§ Required work
Pick out every line in the data below that holds "JSON".

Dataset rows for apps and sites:
▼
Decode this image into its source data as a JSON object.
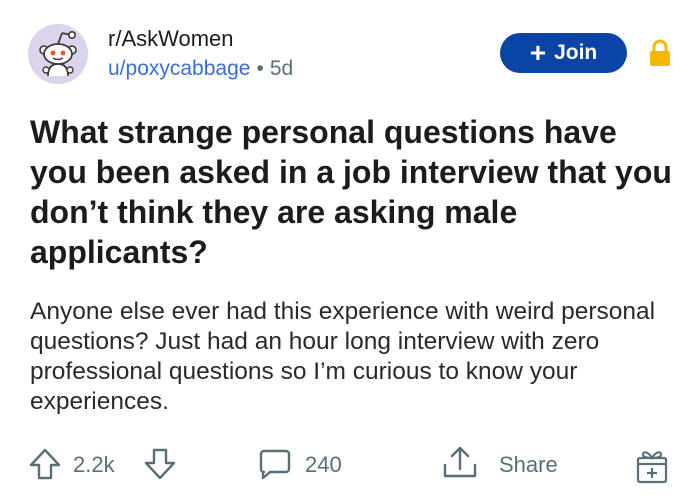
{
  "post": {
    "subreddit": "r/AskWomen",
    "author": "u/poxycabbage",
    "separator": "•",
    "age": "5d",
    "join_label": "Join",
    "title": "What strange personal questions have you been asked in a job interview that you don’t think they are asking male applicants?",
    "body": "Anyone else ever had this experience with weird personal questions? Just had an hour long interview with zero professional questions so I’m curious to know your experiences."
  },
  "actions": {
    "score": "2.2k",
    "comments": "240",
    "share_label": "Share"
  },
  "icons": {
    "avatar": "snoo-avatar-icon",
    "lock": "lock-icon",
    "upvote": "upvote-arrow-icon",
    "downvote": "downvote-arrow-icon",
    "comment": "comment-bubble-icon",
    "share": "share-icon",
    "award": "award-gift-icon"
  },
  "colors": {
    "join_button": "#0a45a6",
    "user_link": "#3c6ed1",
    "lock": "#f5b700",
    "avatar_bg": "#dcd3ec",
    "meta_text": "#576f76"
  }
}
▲
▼
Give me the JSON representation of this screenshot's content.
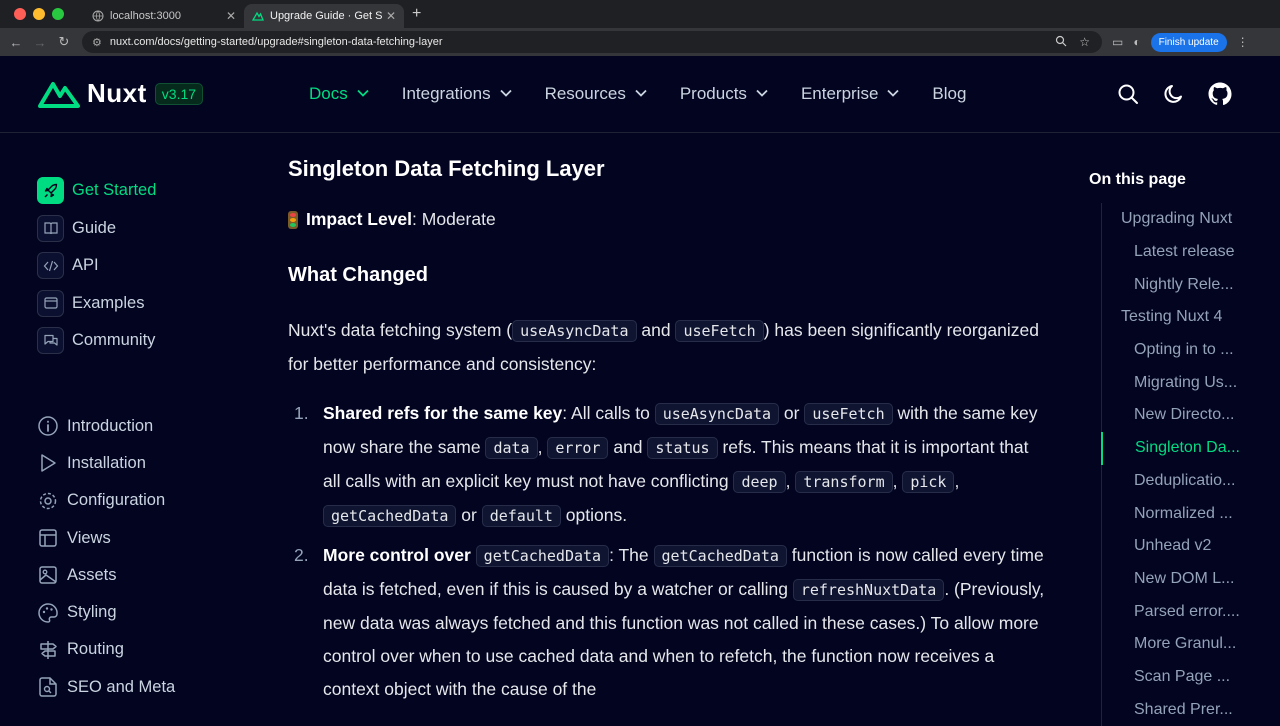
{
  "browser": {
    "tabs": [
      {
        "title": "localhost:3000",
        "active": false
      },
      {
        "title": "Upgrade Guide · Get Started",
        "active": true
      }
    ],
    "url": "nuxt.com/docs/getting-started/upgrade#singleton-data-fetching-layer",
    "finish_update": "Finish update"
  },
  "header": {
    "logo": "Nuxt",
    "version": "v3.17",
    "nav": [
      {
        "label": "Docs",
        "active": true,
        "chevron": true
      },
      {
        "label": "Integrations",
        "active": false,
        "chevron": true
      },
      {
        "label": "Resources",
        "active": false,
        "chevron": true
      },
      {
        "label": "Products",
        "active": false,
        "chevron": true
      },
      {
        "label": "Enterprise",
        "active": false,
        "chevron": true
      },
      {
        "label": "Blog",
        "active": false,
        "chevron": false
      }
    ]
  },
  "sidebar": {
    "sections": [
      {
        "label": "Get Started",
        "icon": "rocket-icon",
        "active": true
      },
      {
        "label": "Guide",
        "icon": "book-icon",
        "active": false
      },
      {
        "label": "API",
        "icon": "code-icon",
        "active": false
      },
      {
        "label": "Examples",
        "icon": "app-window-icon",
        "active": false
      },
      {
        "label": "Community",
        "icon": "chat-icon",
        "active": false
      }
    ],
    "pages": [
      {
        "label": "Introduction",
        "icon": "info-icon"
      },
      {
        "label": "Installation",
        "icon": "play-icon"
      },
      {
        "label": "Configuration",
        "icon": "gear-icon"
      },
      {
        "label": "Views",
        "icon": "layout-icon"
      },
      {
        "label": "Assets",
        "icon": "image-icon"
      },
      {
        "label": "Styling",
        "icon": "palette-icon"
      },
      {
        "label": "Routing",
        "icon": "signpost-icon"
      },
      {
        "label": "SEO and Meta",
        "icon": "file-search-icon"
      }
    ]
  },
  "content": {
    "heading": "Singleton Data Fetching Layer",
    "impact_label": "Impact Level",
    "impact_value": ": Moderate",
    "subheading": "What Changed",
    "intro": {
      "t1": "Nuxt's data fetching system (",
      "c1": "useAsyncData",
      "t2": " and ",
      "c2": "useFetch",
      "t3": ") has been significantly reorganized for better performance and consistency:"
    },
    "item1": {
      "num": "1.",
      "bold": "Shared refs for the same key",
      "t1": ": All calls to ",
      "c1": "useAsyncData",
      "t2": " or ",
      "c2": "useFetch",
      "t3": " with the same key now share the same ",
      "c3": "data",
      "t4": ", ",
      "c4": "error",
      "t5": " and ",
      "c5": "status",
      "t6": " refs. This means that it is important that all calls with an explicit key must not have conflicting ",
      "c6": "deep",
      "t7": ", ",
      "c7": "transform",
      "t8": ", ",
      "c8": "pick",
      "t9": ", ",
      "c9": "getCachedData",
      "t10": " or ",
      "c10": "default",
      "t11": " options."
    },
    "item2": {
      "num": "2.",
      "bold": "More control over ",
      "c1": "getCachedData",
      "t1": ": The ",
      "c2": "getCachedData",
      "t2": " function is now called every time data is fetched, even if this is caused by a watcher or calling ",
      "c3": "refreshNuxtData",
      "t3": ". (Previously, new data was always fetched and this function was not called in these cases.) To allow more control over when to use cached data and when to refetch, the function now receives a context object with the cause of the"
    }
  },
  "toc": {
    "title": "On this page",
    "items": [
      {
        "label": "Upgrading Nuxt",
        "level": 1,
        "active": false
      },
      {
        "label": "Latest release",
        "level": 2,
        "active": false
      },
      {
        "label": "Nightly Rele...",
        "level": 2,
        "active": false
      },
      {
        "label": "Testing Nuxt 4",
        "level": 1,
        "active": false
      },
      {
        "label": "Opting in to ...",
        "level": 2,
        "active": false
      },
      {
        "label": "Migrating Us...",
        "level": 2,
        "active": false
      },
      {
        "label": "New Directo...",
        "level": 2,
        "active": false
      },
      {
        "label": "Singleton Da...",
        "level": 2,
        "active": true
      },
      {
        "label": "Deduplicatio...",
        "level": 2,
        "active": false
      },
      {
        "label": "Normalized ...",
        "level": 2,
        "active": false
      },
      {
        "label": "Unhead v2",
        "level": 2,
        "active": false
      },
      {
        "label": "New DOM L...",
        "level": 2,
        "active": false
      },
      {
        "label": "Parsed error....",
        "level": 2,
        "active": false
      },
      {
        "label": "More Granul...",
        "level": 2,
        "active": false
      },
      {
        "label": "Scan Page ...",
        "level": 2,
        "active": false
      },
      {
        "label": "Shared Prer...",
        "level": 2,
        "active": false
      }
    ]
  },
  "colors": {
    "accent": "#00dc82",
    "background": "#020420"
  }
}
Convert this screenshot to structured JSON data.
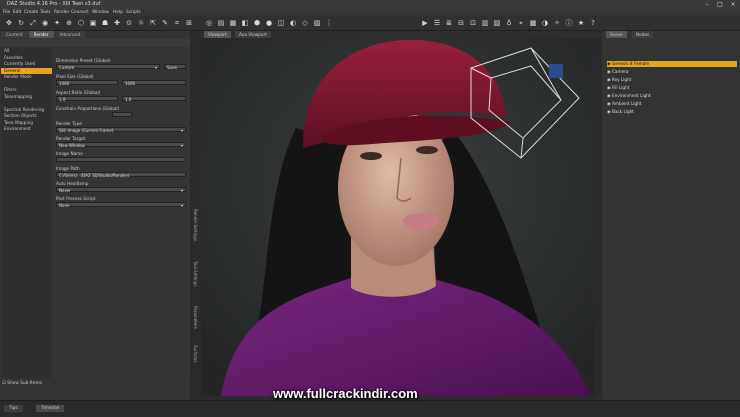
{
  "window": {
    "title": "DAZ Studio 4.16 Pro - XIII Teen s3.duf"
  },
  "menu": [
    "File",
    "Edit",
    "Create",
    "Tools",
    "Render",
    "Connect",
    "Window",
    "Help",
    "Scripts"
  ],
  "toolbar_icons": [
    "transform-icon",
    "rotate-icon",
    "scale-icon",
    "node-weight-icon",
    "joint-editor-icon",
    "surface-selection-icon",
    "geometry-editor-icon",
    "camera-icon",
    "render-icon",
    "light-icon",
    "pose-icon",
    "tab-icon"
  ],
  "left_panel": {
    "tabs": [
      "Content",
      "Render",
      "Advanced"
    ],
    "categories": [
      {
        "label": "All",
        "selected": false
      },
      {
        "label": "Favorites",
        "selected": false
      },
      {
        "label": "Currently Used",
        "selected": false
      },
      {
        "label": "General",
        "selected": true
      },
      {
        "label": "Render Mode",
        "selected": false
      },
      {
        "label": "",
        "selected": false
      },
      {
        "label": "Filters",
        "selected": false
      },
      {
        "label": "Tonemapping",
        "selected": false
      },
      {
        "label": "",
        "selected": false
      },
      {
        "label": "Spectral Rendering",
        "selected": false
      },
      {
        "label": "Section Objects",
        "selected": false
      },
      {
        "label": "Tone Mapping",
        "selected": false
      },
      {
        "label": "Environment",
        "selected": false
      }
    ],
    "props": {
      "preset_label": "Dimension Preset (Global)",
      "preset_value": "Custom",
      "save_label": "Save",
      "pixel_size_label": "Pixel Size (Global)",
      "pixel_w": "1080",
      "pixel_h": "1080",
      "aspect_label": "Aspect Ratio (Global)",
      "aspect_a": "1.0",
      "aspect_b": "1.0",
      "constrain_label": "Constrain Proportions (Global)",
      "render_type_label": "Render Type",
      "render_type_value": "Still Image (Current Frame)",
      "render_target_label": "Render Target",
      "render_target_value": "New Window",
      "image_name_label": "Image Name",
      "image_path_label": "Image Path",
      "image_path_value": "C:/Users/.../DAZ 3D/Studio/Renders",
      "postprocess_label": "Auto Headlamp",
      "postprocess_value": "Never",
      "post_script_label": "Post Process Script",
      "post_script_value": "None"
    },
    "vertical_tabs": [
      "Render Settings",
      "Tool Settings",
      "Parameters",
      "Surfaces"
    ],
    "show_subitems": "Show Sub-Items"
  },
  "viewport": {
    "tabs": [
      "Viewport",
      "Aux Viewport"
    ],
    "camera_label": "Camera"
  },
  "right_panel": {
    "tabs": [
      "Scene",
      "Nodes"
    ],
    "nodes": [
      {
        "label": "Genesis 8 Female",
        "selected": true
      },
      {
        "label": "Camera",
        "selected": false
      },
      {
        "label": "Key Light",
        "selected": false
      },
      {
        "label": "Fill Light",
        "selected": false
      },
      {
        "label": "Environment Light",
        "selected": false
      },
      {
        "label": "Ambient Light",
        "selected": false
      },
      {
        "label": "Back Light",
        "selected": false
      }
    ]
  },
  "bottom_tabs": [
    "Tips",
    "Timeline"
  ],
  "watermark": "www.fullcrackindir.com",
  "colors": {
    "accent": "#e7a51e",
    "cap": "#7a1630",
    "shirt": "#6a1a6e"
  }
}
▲
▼
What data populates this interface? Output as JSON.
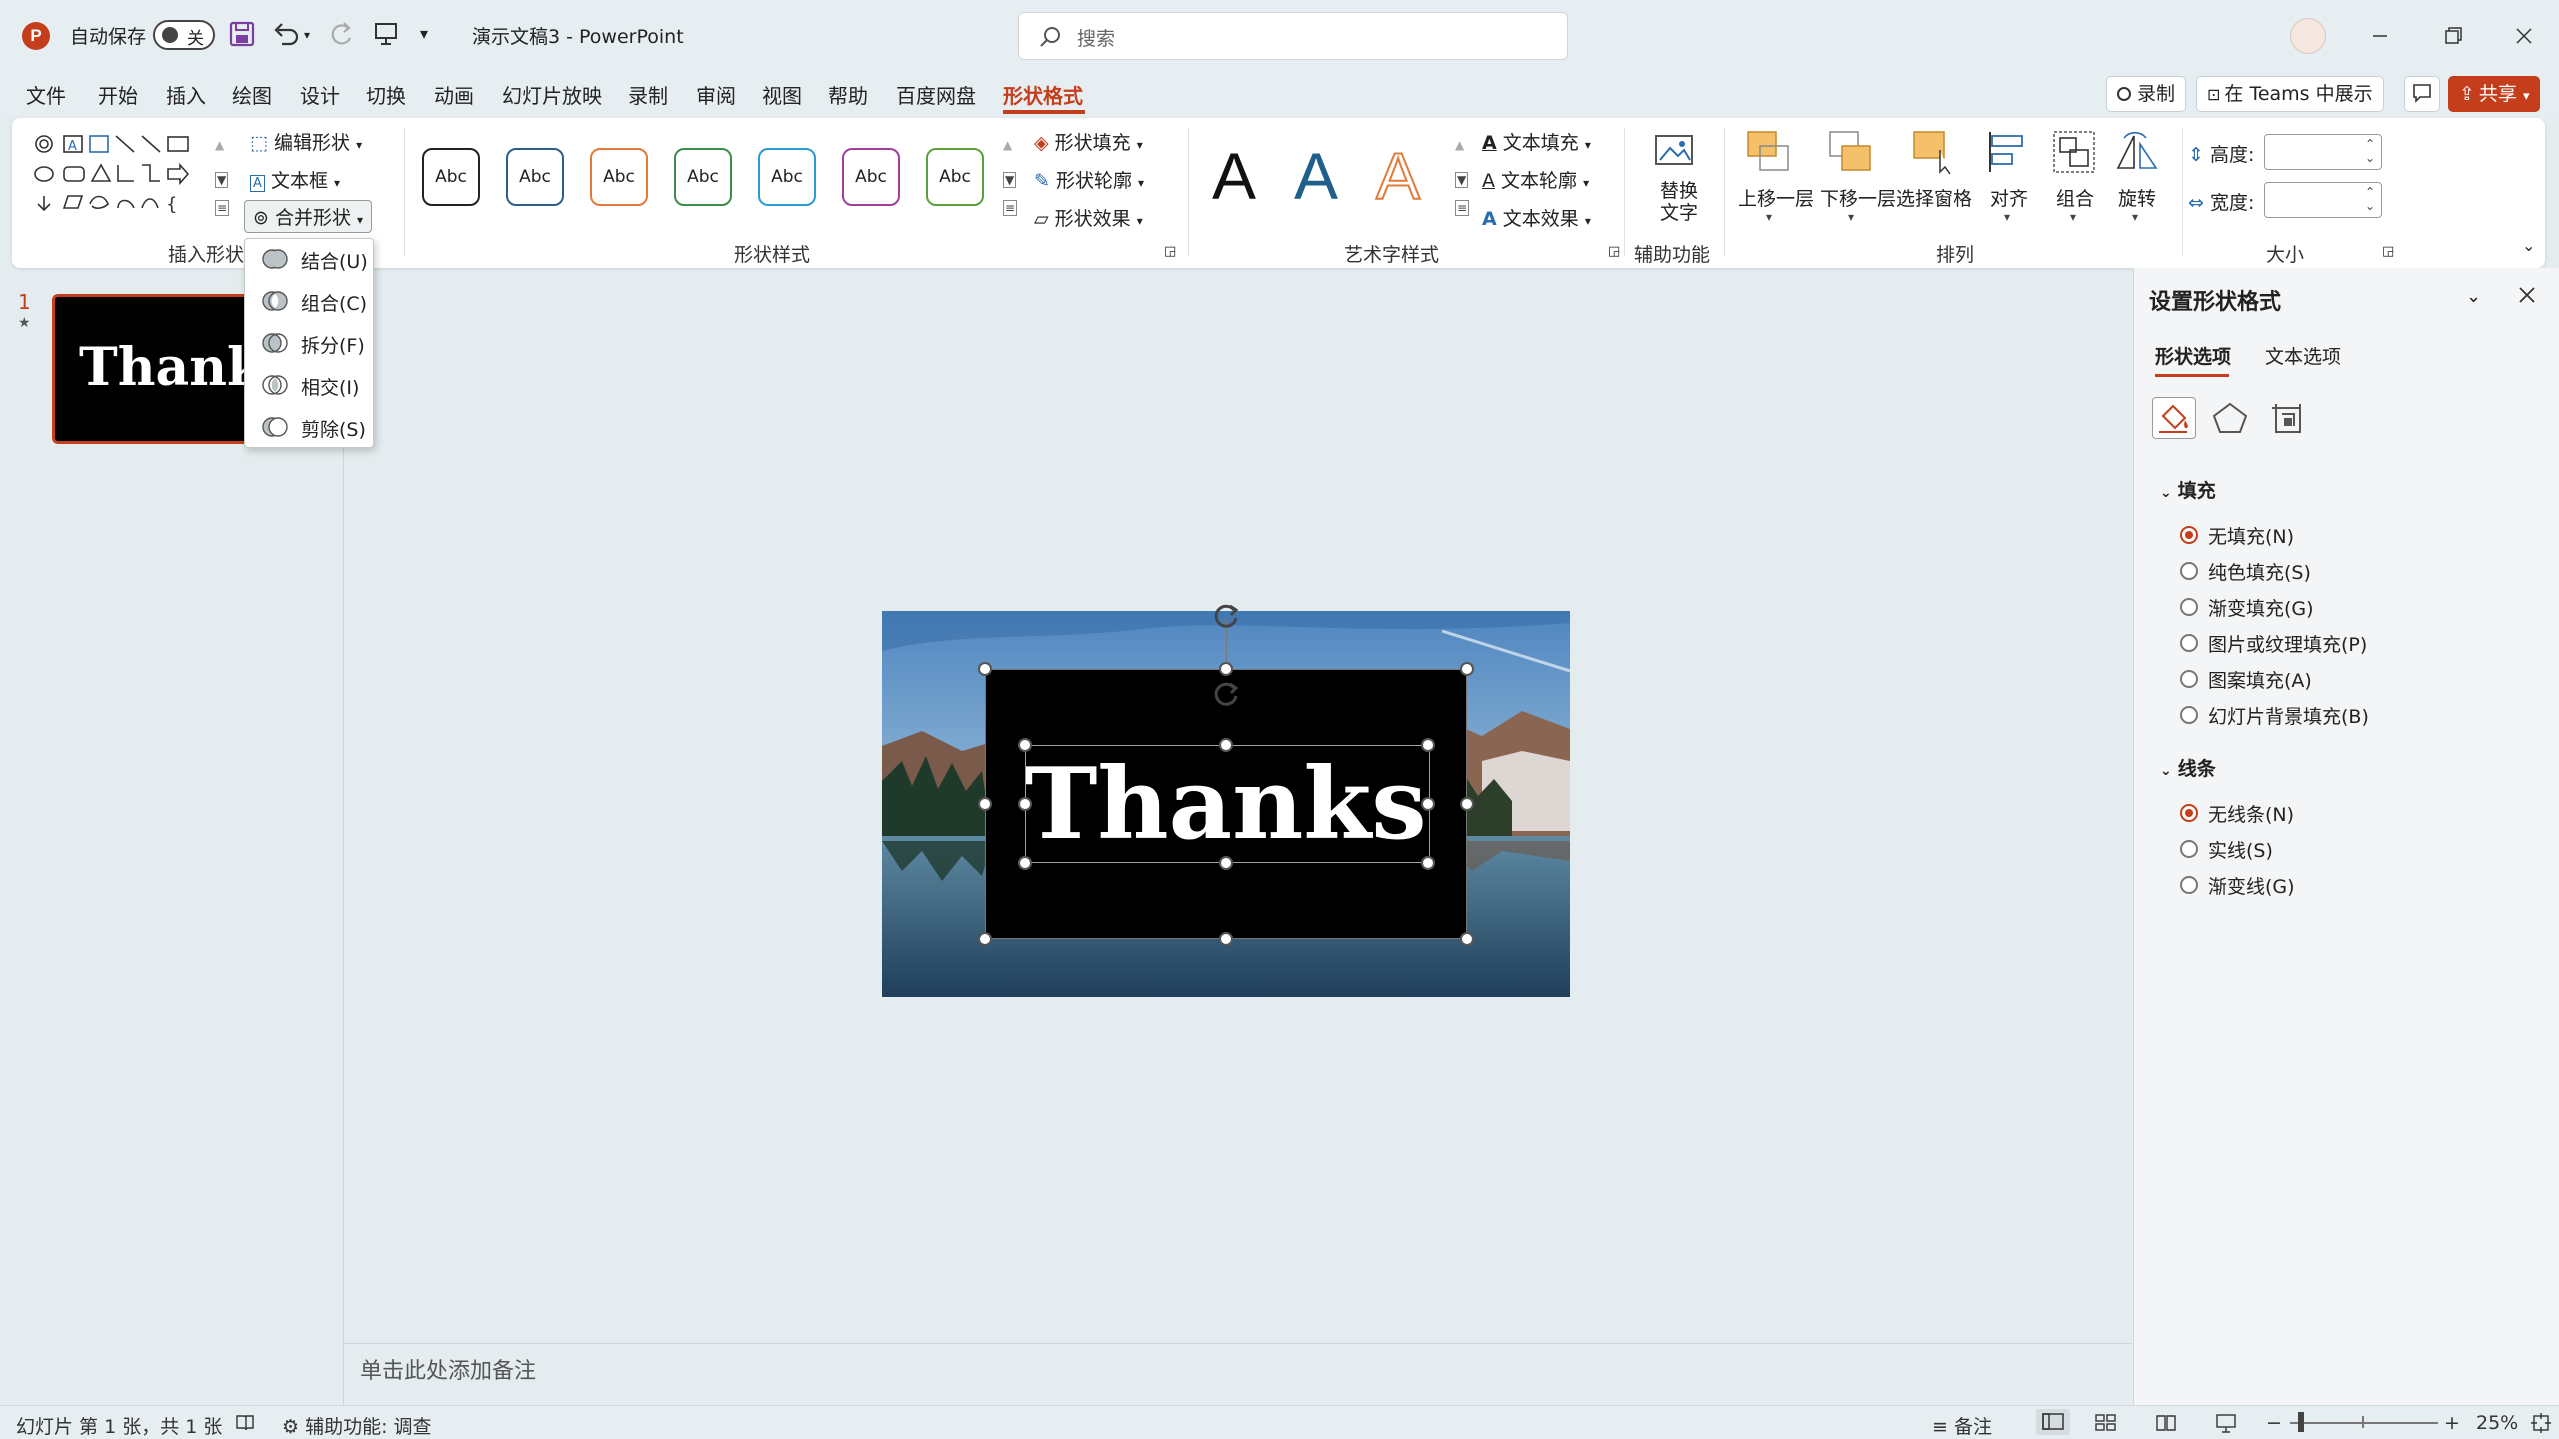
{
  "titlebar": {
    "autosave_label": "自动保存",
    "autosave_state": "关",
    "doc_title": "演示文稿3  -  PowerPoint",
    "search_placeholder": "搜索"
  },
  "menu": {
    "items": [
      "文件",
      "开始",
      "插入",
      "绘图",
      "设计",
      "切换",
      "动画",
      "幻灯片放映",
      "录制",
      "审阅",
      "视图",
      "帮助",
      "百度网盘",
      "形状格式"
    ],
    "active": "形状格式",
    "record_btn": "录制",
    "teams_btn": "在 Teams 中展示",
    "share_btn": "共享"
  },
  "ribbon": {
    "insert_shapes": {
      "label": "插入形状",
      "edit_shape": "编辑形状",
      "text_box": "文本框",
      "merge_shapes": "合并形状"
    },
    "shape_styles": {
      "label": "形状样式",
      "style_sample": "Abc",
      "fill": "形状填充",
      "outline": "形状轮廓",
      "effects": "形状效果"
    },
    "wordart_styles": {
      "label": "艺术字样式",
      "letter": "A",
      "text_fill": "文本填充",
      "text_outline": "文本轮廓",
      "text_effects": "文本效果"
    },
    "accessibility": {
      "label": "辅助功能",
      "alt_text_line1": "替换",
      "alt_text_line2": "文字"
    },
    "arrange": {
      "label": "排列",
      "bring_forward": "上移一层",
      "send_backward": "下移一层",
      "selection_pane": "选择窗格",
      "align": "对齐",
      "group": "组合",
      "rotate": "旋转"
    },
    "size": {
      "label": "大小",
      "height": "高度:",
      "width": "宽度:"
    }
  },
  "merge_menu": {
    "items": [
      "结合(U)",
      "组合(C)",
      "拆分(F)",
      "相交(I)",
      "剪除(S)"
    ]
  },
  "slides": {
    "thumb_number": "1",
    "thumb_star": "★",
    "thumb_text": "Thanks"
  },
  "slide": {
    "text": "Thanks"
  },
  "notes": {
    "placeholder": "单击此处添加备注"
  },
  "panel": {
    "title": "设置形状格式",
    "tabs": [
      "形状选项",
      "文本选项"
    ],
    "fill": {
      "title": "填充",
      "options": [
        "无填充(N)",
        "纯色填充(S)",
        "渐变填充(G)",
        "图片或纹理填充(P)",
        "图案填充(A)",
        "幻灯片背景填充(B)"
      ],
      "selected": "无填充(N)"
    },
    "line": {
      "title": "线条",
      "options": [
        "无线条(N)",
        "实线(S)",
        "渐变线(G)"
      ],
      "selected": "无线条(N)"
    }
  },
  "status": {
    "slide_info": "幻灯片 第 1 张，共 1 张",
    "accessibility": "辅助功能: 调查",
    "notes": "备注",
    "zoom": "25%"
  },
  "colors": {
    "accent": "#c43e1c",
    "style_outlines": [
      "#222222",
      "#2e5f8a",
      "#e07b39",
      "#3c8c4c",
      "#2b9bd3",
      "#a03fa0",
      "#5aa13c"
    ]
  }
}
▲
§ Answer space
Decode this image into its source data as a JSON object.
Give me the JSON representation of this screenshot's content.
Convert this screenshot to structured JSON data.
What data populates this interface? Output as JSON.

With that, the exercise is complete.